I haven't been feeling well. Economically speaking things haven't been that great either. I spent most of what I have on medication. Sometimes life seems like a cycle of setbacks and disappointments followed by trying hard and working towards things that seem to come so easily for other people (and that they take so for granted).
Last night something happened for me. I stopped. I stopped and looked around.
I took it in. I was happy. I didn't worry about money. I didn't worry about my career. I didn't worry about my health. I just sat there surrounded by people I truly love.
Why? Because one week and one day ago one of my very best friends died. She died from complications of stage IV rectal cancer. We all thought she had gone into remission. But even so - she kept being tired and was "too tired" for visitors. We thought it was from chemo. We thought it was fatigue. I wanted to visit her earlier on a quick weekend road trip when I had the energy but she wasn't up for it. I insisted that I didn't need entertained - that I UNDERSTOOD fatigue more than most people. But she wasn't "up" for visitors. I get it when people say they aren't up for it... it means she wasn't showering much and was probably eating whatever she could scrape together. Again - I pointed out to this friend how VERY WELL I could understand it and that if I was up for a trip I was also up for tidying her house or doing dishes etc ignoring the rest AND doing laundry or getting her groceries or making her meals... and how very well I could cope with someone not able to get around because I often cannot.
I called a second friend who had just had knee surgery and no one to take care of her -- she was embarrassed about much the same things. Her house was a mess and she was lethargic and tired and "not up" for visitors. She also insisted she wasn't up for it. I didn't visit her either. She didn't die a week ago. She's still alive. (I'm still angry that I let TWO friends deny me visits during this time). Seriously. If it isn't a special weekend you've planned with lots of sex and snuggling and you need PRIVATE TIME - I don't want to hear it.
I tried to visit both of them. I know more than most how difficult it is to be both a patient and a caretaker. And I know how hard it is to let people see us when we are not our best. I know how hard it is to let people do things for us and love us and see our homes and lives when undone chores pile up or we aren't happy, chipper, or haven't showered etc.
Anyway- back to yesterday -- I have been mourning my friend who is dead. I have been grieving for her partner who is so sad because there is so very little we can do for him. And I have been grieving for myself - because I don't feel well and because I have been feeling so unhappy in my own life.
And then yesterday I watched one friend cry about her job and career. She is a beautiful amazing successful woman. She really is. And she was unhappy and frustrated because she isn't where she WANTS to be. And then another friend cried because our small group was talking about death and spirituality and afterlife beliefs. She was just triggered by the talk and cried about not knowing what to believe. And that made me smile... because not knowing what to believe is so human.
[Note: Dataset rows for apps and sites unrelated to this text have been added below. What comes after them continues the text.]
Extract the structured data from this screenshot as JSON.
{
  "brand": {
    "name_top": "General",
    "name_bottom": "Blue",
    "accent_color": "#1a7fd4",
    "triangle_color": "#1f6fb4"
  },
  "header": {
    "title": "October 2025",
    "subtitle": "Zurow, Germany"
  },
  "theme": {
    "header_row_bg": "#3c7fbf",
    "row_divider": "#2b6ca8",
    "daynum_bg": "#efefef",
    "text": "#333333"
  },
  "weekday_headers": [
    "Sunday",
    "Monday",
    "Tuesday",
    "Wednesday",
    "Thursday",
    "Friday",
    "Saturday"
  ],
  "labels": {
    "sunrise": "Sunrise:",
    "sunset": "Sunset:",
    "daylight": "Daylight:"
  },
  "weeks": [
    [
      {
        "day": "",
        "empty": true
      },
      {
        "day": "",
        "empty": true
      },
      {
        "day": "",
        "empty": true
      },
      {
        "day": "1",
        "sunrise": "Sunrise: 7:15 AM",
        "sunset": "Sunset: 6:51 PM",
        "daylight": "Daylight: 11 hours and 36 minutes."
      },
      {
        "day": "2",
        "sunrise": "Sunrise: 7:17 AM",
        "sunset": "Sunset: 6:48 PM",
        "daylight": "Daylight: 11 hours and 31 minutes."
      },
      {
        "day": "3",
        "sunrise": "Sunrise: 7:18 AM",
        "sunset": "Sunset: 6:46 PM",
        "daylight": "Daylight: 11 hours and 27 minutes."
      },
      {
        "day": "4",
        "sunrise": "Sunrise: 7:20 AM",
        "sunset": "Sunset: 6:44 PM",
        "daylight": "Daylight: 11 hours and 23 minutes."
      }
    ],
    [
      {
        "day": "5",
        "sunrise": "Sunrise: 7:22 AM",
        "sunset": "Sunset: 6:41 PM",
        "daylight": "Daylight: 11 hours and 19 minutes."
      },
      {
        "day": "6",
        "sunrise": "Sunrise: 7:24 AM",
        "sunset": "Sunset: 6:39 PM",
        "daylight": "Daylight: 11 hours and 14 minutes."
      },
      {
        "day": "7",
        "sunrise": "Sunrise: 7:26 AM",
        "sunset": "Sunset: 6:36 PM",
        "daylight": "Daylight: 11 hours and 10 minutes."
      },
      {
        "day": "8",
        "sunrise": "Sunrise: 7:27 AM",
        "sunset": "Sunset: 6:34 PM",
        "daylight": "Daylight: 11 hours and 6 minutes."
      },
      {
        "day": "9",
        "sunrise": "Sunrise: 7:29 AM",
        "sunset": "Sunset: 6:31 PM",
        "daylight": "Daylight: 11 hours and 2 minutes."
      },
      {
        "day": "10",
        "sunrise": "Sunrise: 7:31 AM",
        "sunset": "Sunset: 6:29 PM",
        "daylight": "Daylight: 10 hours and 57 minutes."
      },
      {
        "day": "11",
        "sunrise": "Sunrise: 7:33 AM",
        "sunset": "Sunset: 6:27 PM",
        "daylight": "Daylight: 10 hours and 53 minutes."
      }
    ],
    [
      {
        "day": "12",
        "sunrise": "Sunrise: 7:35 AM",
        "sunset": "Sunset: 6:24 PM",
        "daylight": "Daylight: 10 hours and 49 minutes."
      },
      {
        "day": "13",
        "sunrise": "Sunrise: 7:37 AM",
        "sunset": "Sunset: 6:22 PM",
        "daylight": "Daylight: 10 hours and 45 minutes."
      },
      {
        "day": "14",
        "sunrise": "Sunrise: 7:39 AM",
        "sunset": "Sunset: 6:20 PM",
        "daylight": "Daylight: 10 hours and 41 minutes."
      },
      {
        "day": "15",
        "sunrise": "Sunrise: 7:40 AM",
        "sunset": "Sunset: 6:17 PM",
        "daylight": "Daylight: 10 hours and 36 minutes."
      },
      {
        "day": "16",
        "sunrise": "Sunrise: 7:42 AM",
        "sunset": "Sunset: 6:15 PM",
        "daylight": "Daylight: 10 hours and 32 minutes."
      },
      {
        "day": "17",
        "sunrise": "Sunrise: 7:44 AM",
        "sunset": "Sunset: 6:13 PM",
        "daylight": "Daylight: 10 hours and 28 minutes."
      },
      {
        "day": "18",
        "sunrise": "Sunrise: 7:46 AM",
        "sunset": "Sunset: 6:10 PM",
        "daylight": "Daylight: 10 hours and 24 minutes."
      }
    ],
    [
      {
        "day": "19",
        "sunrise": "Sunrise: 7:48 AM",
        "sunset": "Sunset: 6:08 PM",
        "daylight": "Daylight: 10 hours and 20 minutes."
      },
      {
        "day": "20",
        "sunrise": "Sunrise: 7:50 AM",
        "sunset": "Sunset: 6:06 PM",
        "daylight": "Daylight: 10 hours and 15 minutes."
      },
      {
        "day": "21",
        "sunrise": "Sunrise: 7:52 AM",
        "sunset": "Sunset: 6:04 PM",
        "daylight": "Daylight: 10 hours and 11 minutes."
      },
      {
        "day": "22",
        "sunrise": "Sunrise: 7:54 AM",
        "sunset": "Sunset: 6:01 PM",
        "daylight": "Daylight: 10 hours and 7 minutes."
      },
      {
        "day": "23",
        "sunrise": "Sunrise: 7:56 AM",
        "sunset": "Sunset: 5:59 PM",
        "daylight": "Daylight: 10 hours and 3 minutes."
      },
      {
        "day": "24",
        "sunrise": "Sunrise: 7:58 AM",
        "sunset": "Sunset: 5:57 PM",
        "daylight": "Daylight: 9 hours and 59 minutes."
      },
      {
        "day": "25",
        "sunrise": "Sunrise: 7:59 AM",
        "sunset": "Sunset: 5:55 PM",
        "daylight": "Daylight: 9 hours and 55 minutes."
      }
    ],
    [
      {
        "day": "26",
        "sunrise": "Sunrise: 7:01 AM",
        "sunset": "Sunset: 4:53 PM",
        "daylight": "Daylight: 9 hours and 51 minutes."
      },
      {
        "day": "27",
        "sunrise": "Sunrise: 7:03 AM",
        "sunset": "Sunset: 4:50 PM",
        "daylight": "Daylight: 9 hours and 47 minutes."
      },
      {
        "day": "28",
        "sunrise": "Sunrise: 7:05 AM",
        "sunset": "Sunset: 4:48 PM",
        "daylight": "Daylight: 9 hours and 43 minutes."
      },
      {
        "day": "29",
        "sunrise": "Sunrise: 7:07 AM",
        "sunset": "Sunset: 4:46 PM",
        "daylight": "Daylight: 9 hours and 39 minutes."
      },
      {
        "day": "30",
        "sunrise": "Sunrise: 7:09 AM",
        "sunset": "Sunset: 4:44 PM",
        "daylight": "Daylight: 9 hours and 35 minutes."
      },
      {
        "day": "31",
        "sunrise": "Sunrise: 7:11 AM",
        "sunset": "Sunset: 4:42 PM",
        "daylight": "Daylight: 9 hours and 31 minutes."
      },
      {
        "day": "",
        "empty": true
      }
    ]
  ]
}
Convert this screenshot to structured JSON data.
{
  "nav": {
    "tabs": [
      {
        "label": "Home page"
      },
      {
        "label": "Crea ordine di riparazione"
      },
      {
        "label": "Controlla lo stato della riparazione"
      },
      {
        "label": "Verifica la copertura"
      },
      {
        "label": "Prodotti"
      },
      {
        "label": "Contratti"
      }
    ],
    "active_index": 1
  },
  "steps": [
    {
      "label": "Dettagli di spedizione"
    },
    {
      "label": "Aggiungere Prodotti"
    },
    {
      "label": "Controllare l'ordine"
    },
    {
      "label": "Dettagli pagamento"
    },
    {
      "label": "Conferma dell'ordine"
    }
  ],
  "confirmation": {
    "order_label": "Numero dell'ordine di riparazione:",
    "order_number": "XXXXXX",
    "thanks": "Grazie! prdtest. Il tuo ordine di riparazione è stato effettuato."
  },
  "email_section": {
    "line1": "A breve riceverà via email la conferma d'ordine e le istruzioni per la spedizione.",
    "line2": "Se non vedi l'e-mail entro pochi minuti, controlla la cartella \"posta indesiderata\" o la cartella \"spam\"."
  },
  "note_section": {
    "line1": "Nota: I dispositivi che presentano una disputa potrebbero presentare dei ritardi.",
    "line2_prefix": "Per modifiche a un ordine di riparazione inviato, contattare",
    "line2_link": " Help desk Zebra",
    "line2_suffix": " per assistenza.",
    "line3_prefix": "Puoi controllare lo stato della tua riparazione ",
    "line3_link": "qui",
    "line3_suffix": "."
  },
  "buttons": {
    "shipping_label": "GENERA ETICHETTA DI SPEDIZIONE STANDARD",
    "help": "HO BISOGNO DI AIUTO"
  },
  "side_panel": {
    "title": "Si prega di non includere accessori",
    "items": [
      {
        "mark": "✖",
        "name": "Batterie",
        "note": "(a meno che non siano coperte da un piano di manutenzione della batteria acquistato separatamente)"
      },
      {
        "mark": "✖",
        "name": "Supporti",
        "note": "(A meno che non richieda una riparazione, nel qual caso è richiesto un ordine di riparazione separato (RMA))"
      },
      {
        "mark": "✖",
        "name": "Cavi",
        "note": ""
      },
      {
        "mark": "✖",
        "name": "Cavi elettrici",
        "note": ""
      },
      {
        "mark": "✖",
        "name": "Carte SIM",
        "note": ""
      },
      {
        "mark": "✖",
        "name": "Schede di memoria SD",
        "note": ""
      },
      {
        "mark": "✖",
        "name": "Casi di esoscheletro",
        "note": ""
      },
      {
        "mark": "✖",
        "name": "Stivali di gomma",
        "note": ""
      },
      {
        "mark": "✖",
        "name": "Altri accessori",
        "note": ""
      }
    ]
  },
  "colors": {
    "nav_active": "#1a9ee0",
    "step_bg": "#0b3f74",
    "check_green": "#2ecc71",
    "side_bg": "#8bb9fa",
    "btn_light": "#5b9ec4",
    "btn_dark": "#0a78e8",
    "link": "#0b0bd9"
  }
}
Another friend spent half an hour "intellectualizing" his fears of afterlife by reading what every major religion believes about the afterlife and death. We watched a movie. Some people ate ice cream. Some people drank. Some people played a board game. And I realized I didn't cry. I was too happy and fulfilled in the moment. THIS is life.
I'm sad. I'm grieving. I will cry again and again. But last night I was completely happy watching everyone else feel frustrated and lost and upset in our humanity. And I realized that fear of death was almost bigger than death itself. Because my friend is gone but those of us who love her are the people left to cope with it and grieve. My friend who is dead doesn't have to deal with it anymore.
In some small way- the process and meaning of death is even for the living. So I can comfort her partner and mourn for myself. But I am also reminded that life - and living - and loving the people I love is what matters TO ME.
And mostly what struck me last night: Every single person in the room was in some way unhappy and in some small way happy. And there was no "universal" factor or step or thing about them to find what made them happy or unhappy. And I know for me I was very sad and grieving yesterday and yet took great joy in my friends and in being around them was truly happy in their friendship. So much so I forgot my own things for a short time. I also know that I don't know any "key" or "truth" or "one true" thing other than kindness and compassion and loving each of them that made me happy.
I am no guru. I suppose my "truth" last night was just that I loved my friends and they made me happy. This entire month has been me finding balance in self-care, loving myself and others, releasing guilt, non-useful patters (like being overly-critical to myself and others without praise or loving words), and realizing that everyone of us is human and doing our best.